Twitter, in fact, will get minimal advertising rights as part of the deal. As a technical matter, it will be rebroadcasting the CBS and NBC feeds of the nfl_gamegames, which the networks will also be streaming over their own, authenticated TV Everywhere platforms as part of their $450 million deal to broadcast the games, and the networks will be handling the bulk of the ad sales for both broadcast and digital channels. Twitter will get a little bit of inventory around the margins to sell, plus some pre-game, player-created spots on Periscope. The deal is basically a $10 million brand-building exercise for micro-blogging and live streaming platform.

The games, in fact, will be available for free, without authentication, both on Twitter’s own platform and across its entire, syndicated global footprint.

That last point was obviously critical for the NFL, which has been working feverishly to expand its audience outside the U.S. and sees streaming as a way to reach potential fans in territories where broadcast rights would be a tough sell. Read More »

The Bills, Jaguars And Peak-NFL

Given how little good news Yahoo has had to share with investors lately it’s no surprise that the company is trumpeting the results of Sunday’s first-ever globally live-streamed regular season NFL game, between the Buffalo Bills and Jacksonville Jaguars, which attracted 15.2 million unique viewers and 33.6 million total views. Those numbers make it one of the biggest live-streamed events to date, and compare favorably with the TV audience for  a typically Thursday night or Monday night regular season game, according to the NFL.

“We’re thrilled with the results of our initial step distributing an NFL game to a worldwide audience and with the work of our partner, Yahoo,” NFL senior VP of media strategy, business development and sales,Hans Schroder said in a statement. “We are incredibly excited by the fact that jaguars-billswe took a game that would have been viewed by a relatively limited television audience in the United States and by distributing it digitally were able to attract a global audience of over 15 million viewers.”

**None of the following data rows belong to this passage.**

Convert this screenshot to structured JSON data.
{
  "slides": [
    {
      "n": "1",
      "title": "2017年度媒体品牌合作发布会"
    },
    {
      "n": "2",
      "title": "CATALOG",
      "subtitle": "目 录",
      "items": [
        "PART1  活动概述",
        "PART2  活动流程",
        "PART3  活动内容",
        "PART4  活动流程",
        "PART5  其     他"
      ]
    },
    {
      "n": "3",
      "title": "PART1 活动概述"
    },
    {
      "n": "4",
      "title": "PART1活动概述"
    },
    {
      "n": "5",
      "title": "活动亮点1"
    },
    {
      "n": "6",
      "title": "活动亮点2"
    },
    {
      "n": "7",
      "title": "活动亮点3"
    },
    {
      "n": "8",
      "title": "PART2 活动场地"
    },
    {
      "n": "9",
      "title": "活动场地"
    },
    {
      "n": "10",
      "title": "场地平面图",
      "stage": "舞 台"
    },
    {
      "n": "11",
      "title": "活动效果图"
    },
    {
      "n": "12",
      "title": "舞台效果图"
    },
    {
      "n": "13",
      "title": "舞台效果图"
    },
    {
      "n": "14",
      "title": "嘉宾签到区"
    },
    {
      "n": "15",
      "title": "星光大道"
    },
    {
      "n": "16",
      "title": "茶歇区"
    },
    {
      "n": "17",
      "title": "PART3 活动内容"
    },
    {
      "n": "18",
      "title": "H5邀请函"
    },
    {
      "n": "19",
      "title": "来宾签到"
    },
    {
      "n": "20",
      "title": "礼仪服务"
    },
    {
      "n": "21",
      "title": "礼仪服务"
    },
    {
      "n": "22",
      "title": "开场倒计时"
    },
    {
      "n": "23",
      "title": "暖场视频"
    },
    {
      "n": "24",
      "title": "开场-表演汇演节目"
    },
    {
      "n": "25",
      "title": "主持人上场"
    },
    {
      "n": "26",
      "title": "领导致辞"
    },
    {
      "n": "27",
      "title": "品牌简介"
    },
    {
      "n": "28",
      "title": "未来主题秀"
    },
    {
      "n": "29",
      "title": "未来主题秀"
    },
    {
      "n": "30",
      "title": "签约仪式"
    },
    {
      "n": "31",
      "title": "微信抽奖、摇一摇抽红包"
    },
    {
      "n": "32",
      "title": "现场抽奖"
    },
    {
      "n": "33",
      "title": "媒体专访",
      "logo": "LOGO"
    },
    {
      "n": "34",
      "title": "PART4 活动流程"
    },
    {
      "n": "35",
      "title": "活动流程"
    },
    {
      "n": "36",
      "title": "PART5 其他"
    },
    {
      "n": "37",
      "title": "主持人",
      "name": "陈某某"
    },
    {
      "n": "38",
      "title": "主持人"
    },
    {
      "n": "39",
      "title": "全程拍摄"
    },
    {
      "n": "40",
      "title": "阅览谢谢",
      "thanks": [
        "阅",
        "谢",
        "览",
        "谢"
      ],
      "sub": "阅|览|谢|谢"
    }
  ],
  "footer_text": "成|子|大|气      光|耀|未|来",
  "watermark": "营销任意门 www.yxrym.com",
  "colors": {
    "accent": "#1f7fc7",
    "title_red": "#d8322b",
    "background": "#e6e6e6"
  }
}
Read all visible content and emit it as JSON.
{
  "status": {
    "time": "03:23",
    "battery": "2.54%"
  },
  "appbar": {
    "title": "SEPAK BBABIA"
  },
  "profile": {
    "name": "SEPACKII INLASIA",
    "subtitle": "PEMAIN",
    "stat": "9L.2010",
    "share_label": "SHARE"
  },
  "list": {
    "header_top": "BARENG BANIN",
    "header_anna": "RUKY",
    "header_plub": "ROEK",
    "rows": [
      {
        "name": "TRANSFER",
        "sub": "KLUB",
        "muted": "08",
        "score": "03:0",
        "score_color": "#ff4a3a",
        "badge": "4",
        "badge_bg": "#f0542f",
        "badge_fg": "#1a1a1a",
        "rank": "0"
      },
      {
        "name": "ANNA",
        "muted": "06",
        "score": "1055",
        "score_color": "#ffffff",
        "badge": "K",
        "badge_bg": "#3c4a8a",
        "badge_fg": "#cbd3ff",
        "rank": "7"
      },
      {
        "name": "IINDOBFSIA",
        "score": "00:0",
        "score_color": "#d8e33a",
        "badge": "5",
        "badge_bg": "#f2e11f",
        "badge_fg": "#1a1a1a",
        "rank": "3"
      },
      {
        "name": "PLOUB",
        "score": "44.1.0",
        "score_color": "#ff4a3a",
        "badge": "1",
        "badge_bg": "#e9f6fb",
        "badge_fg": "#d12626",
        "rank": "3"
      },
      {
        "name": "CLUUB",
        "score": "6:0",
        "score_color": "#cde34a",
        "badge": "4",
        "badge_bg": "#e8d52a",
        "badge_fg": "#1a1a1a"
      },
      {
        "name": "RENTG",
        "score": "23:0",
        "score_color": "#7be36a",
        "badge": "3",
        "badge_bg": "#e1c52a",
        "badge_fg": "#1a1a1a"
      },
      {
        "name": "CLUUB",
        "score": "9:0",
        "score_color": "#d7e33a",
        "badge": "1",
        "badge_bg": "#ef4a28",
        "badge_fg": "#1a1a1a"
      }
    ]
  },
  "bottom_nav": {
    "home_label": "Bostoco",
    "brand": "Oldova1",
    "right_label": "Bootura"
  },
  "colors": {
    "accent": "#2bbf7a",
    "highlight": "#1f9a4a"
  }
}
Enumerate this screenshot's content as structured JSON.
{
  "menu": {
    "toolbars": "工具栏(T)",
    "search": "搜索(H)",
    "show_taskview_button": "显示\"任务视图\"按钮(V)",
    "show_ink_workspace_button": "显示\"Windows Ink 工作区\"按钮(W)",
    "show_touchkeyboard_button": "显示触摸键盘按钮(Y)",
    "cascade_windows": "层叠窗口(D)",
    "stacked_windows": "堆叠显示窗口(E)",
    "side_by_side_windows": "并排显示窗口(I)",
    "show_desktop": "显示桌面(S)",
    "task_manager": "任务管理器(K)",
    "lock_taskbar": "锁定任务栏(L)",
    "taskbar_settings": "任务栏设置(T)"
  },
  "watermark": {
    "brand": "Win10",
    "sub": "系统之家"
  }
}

Yet as others have pointed out, the reported numbers don’t tell the whole story. Yahoo had to resort to some trick plays to score some of those points, like putting a muted auto-play video of the game on the home pages of several of its properties, which means your Aunt Minnie, who has never watched an NFL game in her life but uses Yahoo as her personal home page, is somewhere in that 15 million. The comparison with broadcast TV viewership is also overstated. As Brian Stetler of CNN pointed out, the 460 million total minutes of football Yahoo claims to have streamed, over the course of a 195-minute game, implies an average of just 2.36 million concurrent viewers, the streaming metric most comparable to TV ratings. Read More »